According to police, Officer Jeff Porter didn’t violate any departmental policy when he left the keys to his locked Clayton patrol car in his unlocked personal car parked beside the cruiser.
But that act allowed a thief to gain access to Porter’s patrol car, where a gun and the officer’s badge were stored.
We’re sure Porter didn’t intend for anyone to gain access to that gun, but in not following the advice police often give car owners – namely, to lock their unattended parked cars – Porter provided a criminal with access to a gun.
Leaders in the police department should take time to study the object lesson in all this. Security for police equipment is paramount.

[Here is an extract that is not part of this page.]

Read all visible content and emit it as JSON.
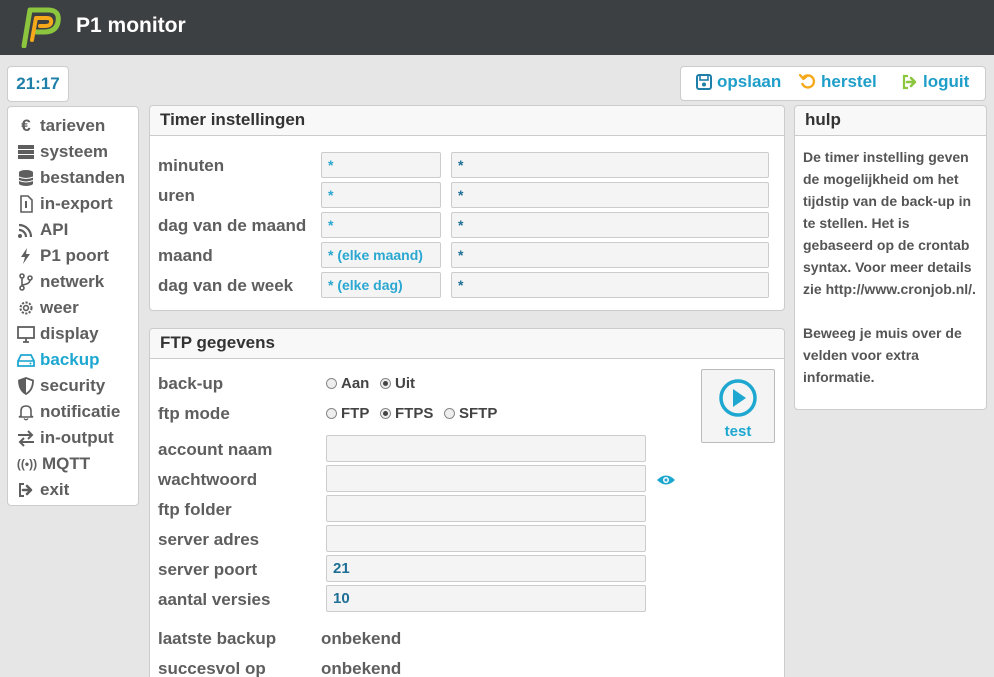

Police are, no doubt, required to keep their weapons secure. Porter may have thought he did enough when he locked the doors to his patrol car.
But leaving the keys unattended should not have happened. Just as police are required to keep their cars locked, they should be required to maintain control over the one thing that could unlock that car.
Hopefully, police will track down the person who took Porter’s gun before it’s used for any illegal purposes. And we certainly hope no one gets hurt because of the theft.
But it’s serious business to keep these things away from bad guys.
Every step – no matter how commonsensical it may seem – should be spelled out for police when it comes to keeping their equipment secure.